Conceived over 50 years ago, the Trans-Saharan Highway runs almost 5,000 kilometres from Algiers to Lagos in Nigeria. Its goal is to strengthen regional integration and promote trade between the north and south of the Sahara.
An artery for Algeria
“The Trans-Saharan is an economic artery for Algeria in the framework of free trade,” says Fayçal Amrouche, Wali of In-Guezzam. “First and foremost it will bring economic benefits and also social benefits for the whole population, which is expecting a lot from it.
“Overall, the residents of In-Guezzam are pleased with this seven-kilometre stretch of road, which is the last section of the African Unity Road on the border with Niger,” adds Brahim Ben Khia, President of the Popular Assembly in the Wilaya of In-Guezzam. “It’s a construction that’s built to international standards.”
The RN1 is the main artery between Europe and North Africa. Without the RN1, we’re done for!

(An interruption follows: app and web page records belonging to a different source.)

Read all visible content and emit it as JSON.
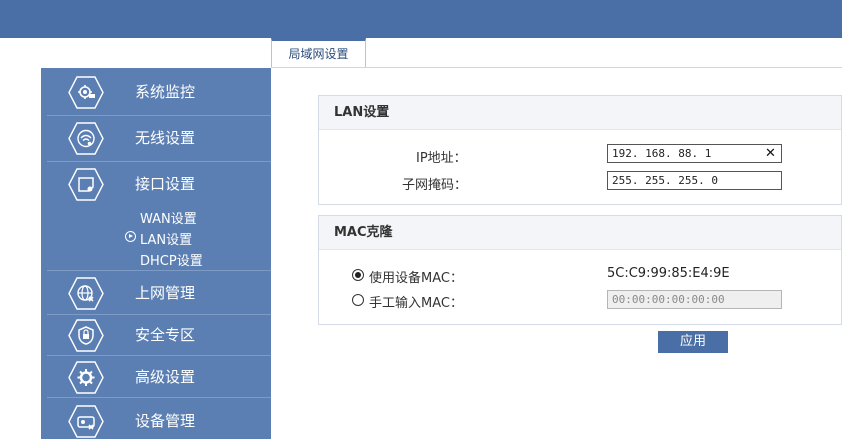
{
  "tab": {
    "label": "局域网设置"
  },
  "sidebar": {
    "items": [
      {
        "label": "系统监控",
        "icon": "gear-monitor-icon"
      },
      {
        "label": "无线设置",
        "icon": "wifi-icon"
      },
      {
        "label": "接口设置",
        "icon": "interface-icon"
      },
      {
        "label": "上网管理",
        "icon": "globe-icon"
      },
      {
        "label": "安全专区",
        "icon": "shield-lock-icon"
      },
      {
        "label": "高级设置",
        "icon": "gear-icon"
      },
      {
        "label": "设备管理",
        "icon": "device-icon"
      }
    ],
    "subitems": [
      {
        "label": "WAN设置"
      },
      {
        "label": "LAN设置",
        "active": true
      },
      {
        "label": "DHCP设置"
      }
    ]
  },
  "lan": {
    "title": "LAN设置",
    "ip_label": "IP地址：",
    "ip_value": "192. 168. 88. 1",
    "mask_label": "子网掩码：",
    "mask_value": "255. 255. 255. 0"
  },
  "mac": {
    "title": "MAC克隆",
    "use_device_label": "使用设备MAC：",
    "device_mac": "5C:C9:99:85:E4:9E",
    "manual_label": "手工输入MAC：",
    "manual_placeholder": "00:00:00:00:00:00"
  },
  "apply_label": "应用",
  "colors": {
    "header": "#4a6fa6",
    "sidebar": "#5b7fb3"
  }
}
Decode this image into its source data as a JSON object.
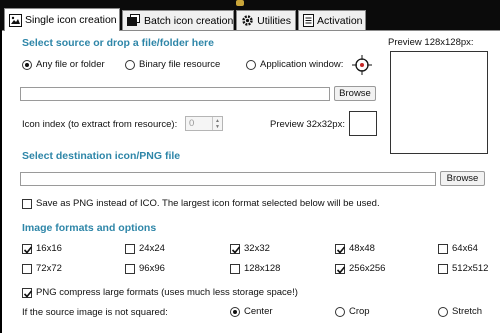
{
  "tabs": [
    {
      "label": "Single icon creation",
      "icon": "image-icon",
      "active": true
    },
    {
      "label": "Batch icon creation",
      "icon": "batch-icon",
      "active": false
    },
    {
      "label": "Utilities",
      "icon": "gear-icon",
      "active": false
    },
    {
      "label": "Activation",
      "icon": "document-icon",
      "active": false
    }
  ],
  "source": {
    "heading": "Select source or drop a file/folder here",
    "options": [
      {
        "label": "Any file or folder",
        "selected": true
      },
      {
        "label": "Binary file resource",
        "selected": false
      },
      {
        "label": "Application window:",
        "selected": false
      }
    ],
    "path_value": "",
    "browse_label": "Browse",
    "icon_index_label": "Icon index (to extract from resource):",
    "icon_index_value": "0",
    "preview_small_label": "Preview 32x32px:"
  },
  "preview_large_label": "Preview 128x128px:",
  "destination": {
    "heading": "Select destination icon/PNG file",
    "path_value": "",
    "browse_label": "Browse",
    "save_png_label": "Save as PNG instead of ICO. The largest icon format selected below will be used.",
    "save_png_checked": false
  },
  "formats": {
    "heading": "Image formats and options",
    "items": [
      {
        "label": "16x16",
        "checked": true
      },
      {
        "label": "24x24",
        "checked": false
      },
      {
        "label": "32x32",
        "checked": true
      },
      {
        "label": "48x48",
        "checked": true
      },
      {
        "label": "64x64",
        "checked": false
      },
      {
        "label": "72x72",
        "checked": false
      },
      {
        "label": "96x96",
        "checked": false
      },
      {
        "label": "128x128",
        "checked": false
      },
      {
        "label": "256x256",
        "checked": true
      },
      {
        "label": "512x512",
        "checked": false
      }
    ],
    "compress_label": "PNG compress large formats (uses much less storage space!)",
    "compress_checked": true,
    "not_squared_label": "If the source image is not squared:",
    "square_options": [
      {
        "label": "Center",
        "selected": true
      },
      {
        "label": "Crop",
        "selected": false
      },
      {
        "label": "Stretch",
        "selected": false
      }
    ]
  }
}
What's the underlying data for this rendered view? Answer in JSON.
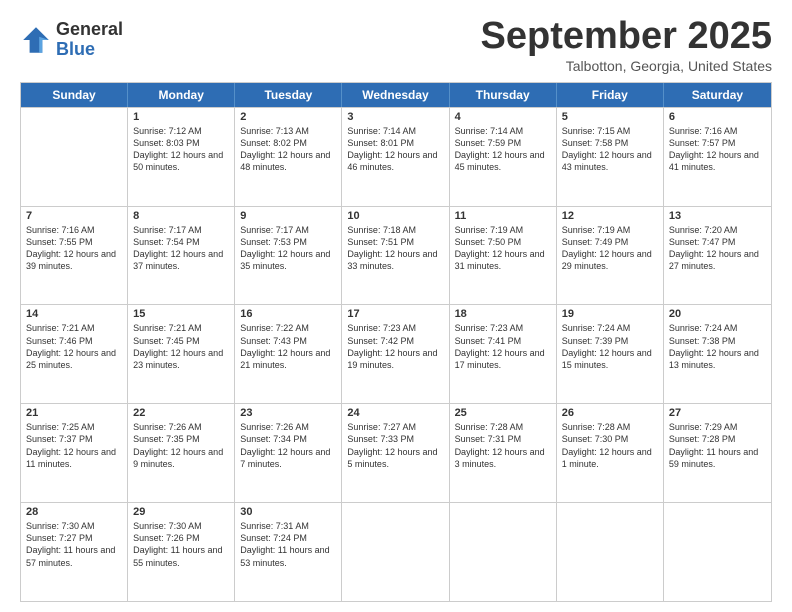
{
  "logo": {
    "general": "General",
    "blue": "Blue"
  },
  "title": "September 2025",
  "subtitle": "Talbotton, Georgia, United States",
  "days": [
    "Sunday",
    "Monday",
    "Tuesday",
    "Wednesday",
    "Thursday",
    "Friday",
    "Saturday"
  ],
  "weeks": [
    [
      {
        "day": "",
        "sunrise": "",
        "sunset": "",
        "daylight": ""
      },
      {
        "day": "1",
        "sunrise": "Sunrise: 7:12 AM",
        "sunset": "Sunset: 8:03 PM",
        "daylight": "Daylight: 12 hours and 50 minutes."
      },
      {
        "day": "2",
        "sunrise": "Sunrise: 7:13 AM",
        "sunset": "Sunset: 8:02 PM",
        "daylight": "Daylight: 12 hours and 48 minutes."
      },
      {
        "day": "3",
        "sunrise": "Sunrise: 7:14 AM",
        "sunset": "Sunset: 8:01 PM",
        "daylight": "Daylight: 12 hours and 46 minutes."
      },
      {
        "day": "4",
        "sunrise": "Sunrise: 7:14 AM",
        "sunset": "Sunset: 7:59 PM",
        "daylight": "Daylight: 12 hours and 45 minutes."
      },
      {
        "day": "5",
        "sunrise": "Sunrise: 7:15 AM",
        "sunset": "Sunset: 7:58 PM",
        "daylight": "Daylight: 12 hours and 43 minutes."
      },
      {
        "day": "6",
        "sunrise": "Sunrise: 7:16 AM",
        "sunset": "Sunset: 7:57 PM",
        "daylight": "Daylight: 12 hours and 41 minutes."
      }
    ],
    [
      {
        "day": "7",
        "sunrise": "Sunrise: 7:16 AM",
        "sunset": "Sunset: 7:55 PM",
        "daylight": "Daylight: 12 hours and 39 minutes."
      },
      {
        "day": "8",
        "sunrise": "Sunrise: 7:17 AM",
        "sunset": "Sunset: 7:54 PM",
        "daylight": "Daylight: 12 hours and 37 minutes."
      },
      {
        "day": "9",
        "sunrise": "Sunrise: 7:17 AM",
        "sunset": "Sunset: 7:53 PM",
        "daylight": "Daylight: 12 hours and 35 minutes."
      },
      {
        "day": "10",
        "sunrise": "Sunrise: 7:18 AM",
        "sunset": "Sunset: 7:51 PM",
        "daylight": "Daylight: 12 hours and 33 minutes."
      },
      {
        "day": "11",
        "sunrise": "Sunrise: 7:19 AM",
        "sunset": "Sunset: 7:50 PM",
        "daylight": "Daylight: 12 hours and 31 minutes."
      },
      {
        "day": "12",
        "sunrise": "Sunrise: 7:19 AM",
        "sunset": "Sunset: 7:49 PM",
        "daylight": "Daylight: 12 hours and 29 minutes."
      },
      {
        "day": "13",
        "sunrise": "Sunrise: 7:20 AM",
        "sunset": "Sunset: 7:47 PM",
        "daylight": "Daylight: 12 hours and 27 minutes."
      }
    ],
    [
      {
        "day": "14",
        "sunrise": "Sunrise: 7:21 AM",
        "sunset": "Sunset: 7:46 PM",
        "daylight": "Daylight: 12 hours and 25 minutes."
      },
      {
        "day": "15",
        "sunrise": "Sunrise: 7:21 AM",
        "sunset": "Sunset: 7:45 PM",
        "daylight": "Daylight: 12 hours and 23 minutes."
      },
      {
        "day": "16",
        "sunrise": "Sunrise: 7:22 AM",
        "sunset": "Sunset: 7:43 PM",
        "daylight": "Daylight: 12 hours and 21 minutes."
      },
      {
        "day": "17",
        "sunrise": "Sunrise: 7:23 AM",
        "sunset": "Sunset: 7:42 PM",
        "daylight": "Daylight: 12 hours and 19 minutes."
      },
      {
        "day": "18",
        "sunrise": "Sunrise: 7:23 AM",
        "sunset": "Sunset: 7:41 PM",
        "daylight": "Daylight: 12 hours and 17 minutes."
      },
      {
        "day": "19",
        "sunrise": "Sunrise: 7:24 AM",
        "sunset": "Sunset: 7:39 PM",
        "daylight": "Daylight: 12 hours and 15 minutes."
      },
      {
        "day": "20",
        "sunrise": "Sunrise: 7:24 AM",
        "sunset": "Sunset: 7:38 PM",
        "daylight": "Daylight: 12 hours and 13 minutes."
      }
    ],
    [
      {
        "day": "21",
        "sunrise": "Sunrise: 7:25 AM",
        "sunset": "Sunset: 7:37 PM",
        "daylight": "Daylight: 12 hours and 11 minutes."
      },
      {
        "day": "22",
        "sunrise": "Sunrise: 7:26 AM",
        "sunset": "Sunset: 7:35 PM",
        "daylight": "Daylight: 12 hours and 9 minutes."
      },
      {
        "day": "23",
        "sunrise": "Sunrise: 7:26 AM",
        "sunset": "Sunset: 7:34 PM",
        "daylight": "Daylight: 12 hours and 7 minutes."
      },
      {
        "day": "24",
        "sunrise": "Sunrise: 7:27 AM",
        "sunset": "Sunset: 7:33 PM",
        "daylight": "Daylight: 12 hours and 5 minutes."
      },
      {
        "day": "25",
        "sunrise": "Sunrise: 7:28 AM",
        "sunset": "Sunset: 7:31 PM",
        "daylight": "Daylight: 12 hours and 3 minutes."
      },
      {
        "day": "26",
        "sunrise": "Sunrise: 7:28 AM",
        "sunset": "Sunset: 7:30 PM",
        "daylight": "Daylight: 12 hours and 1 minute."
      },
      {
        "day": "27",
        "sunrise": "Sunrise: 7:29 AM",
        "sunset": "Sunset: 7:28 PM",
        "daylight": "Daylight: 11 hours and 59 minutes."
      }
    ],
    [
      {
        "day": "28",
        "sunrise": "Sunrise: 7:30 AM",
        "sunset": "Sunset: 7:27 PM",
        "daylight": "Daylight: 11 hours and 57 minutes."
      },
      {
        "day": "29",
        "sunrise": "Sunrise: 7:30 AM",
        "sunset": "Sunset: 7:26 PM",
        "daylight": "Daylight: 11 hours and 55 minutes."
      },
      {
        "day": "30",
        "sunrise": "Sunrise: 7:31 AM",
        "sunset": "Sunset: 7:24 PM",
        "daylight": "Daylight: 11 hours and 53 minutes."
      },
      {
        "day": "",
        "sunrise": "",
        "sunset": "",
        "daylight": ""
      },
      {
        "day": "",
        "sunrise": "",
        "sunset": "",
        "daylight": ""
      },
      {
        "day": "",
        "sunrise": "",
        "sunset": "",
        "daylight": ""
      },
      {
        "day": "",
        "sunrise": "",
        "sunset": "",
        "daylight": ""
      }
    ]
  ]
}
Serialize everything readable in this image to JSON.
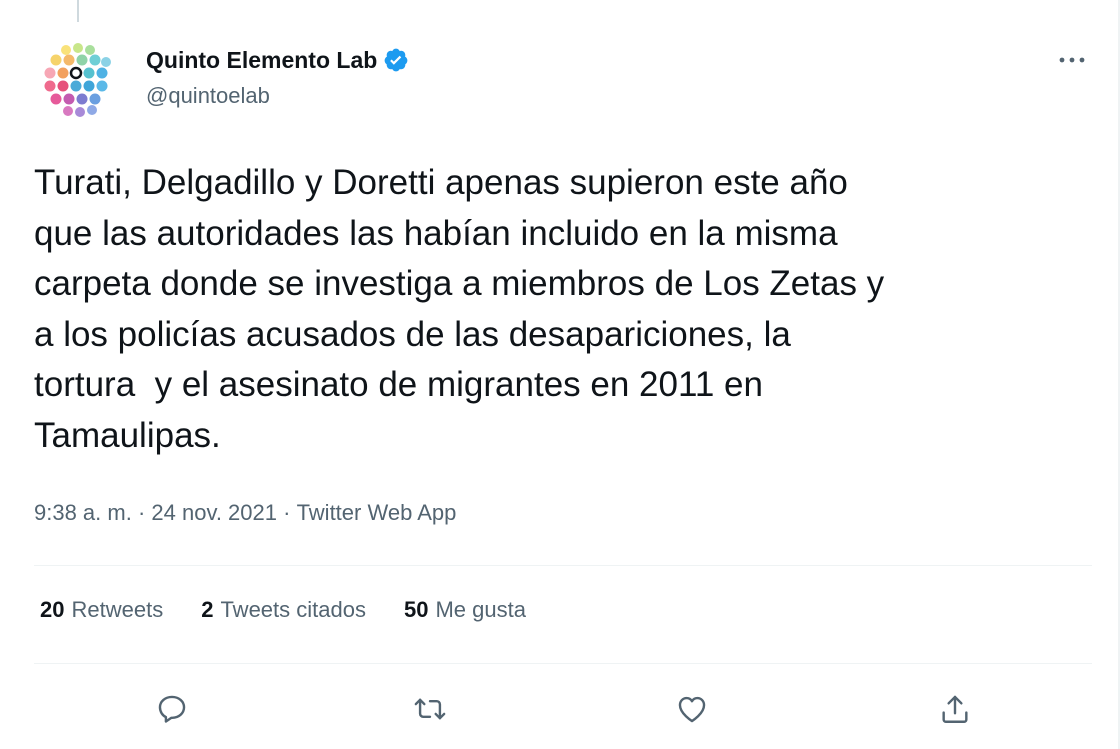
{
  "author": {
    "display_name": "Quinto Elemento Lab",
    "handle": "@quintoelab",
    "verified": true,
    "avatar_icon": "quintoelab-logo-icon"
  },
  "tweet": {
    "text": "Turati, Delgadillo y Doretti apenas supieron este año\nque las autoridades las habían incluido en la misma\ncarpeta donde se investiga a miembros de Los Zetas y\na los policías acusados de las desapariciones, la\ntortura  y el asesinato de migrantes en 2011 en\nTamaulipas.",
    "time": "9:38 a. m.",
    "separator": " · ",
    "date": "24 nov. 2021",
    "source": "Twitter Web App"
  },
  "stats": {
    "retweets": {
      "count": "20",
      "label": "Retweets"
    },
    "quotes": {
      "count": "2",
      "label": "Tweets citados"
    },
    "likes": {
      "count": "50",
      "label": "Me gusta"
    }
  },
  "actions": [
    "reply-icon",
    "retweet-icon",
    "like-icon",
    "share-icon"
  ],
  "colors": {
    "text": "#0f1419",
    "secondary": "#536471",
    "verified": "#1d9bf0",
    "divider": "#eff3f4"
  }
}
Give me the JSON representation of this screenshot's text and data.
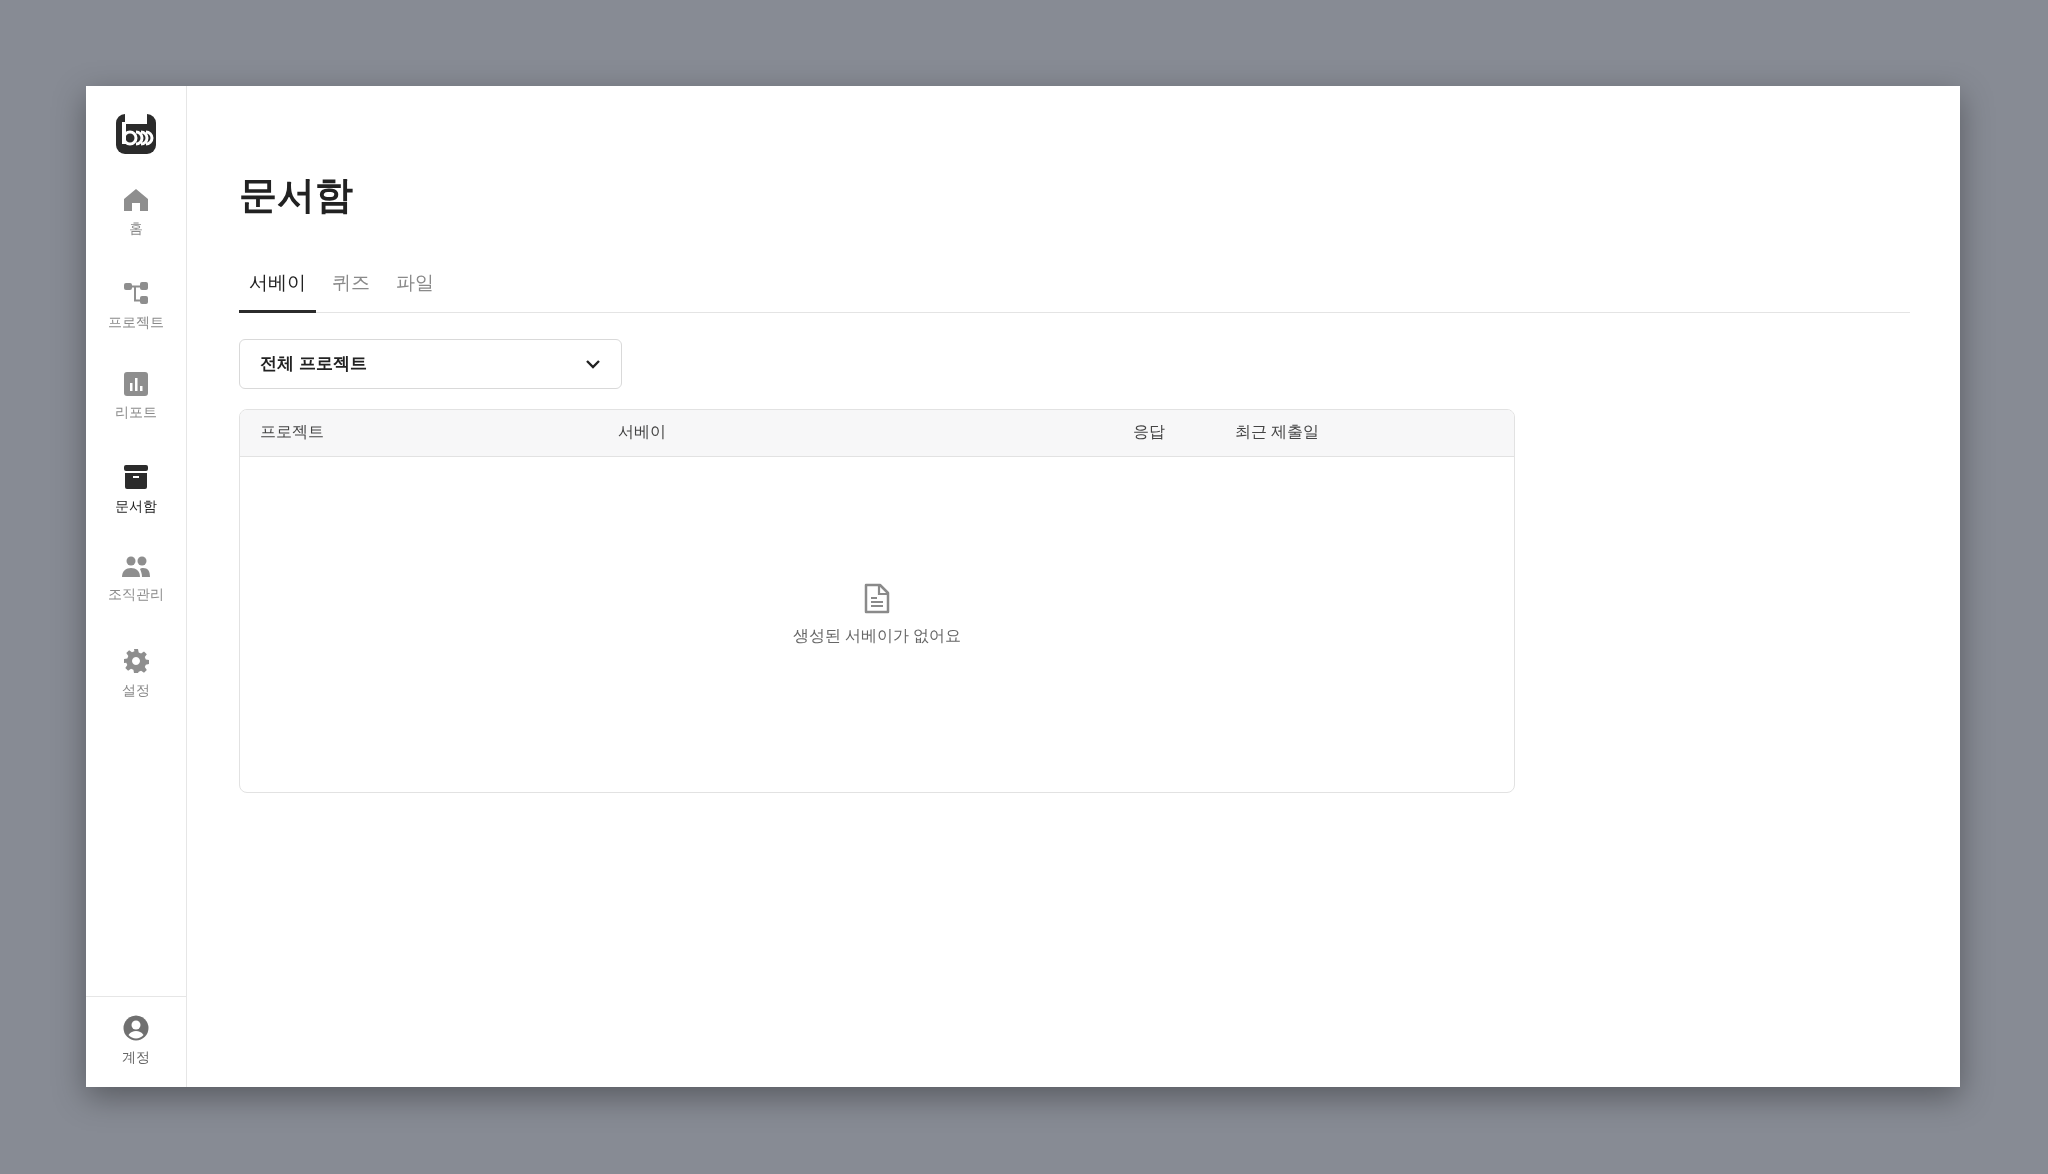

From Saharan dunes to high plateaus to the capital Algiers, National Road 1, as it’s known in Algeria, crosses the country in all its diversity and links remote areas, such as Tamanrasset, the historic meeting place of nomadic caravans, and still a commercial hub, 1900 kilometres from Algiers.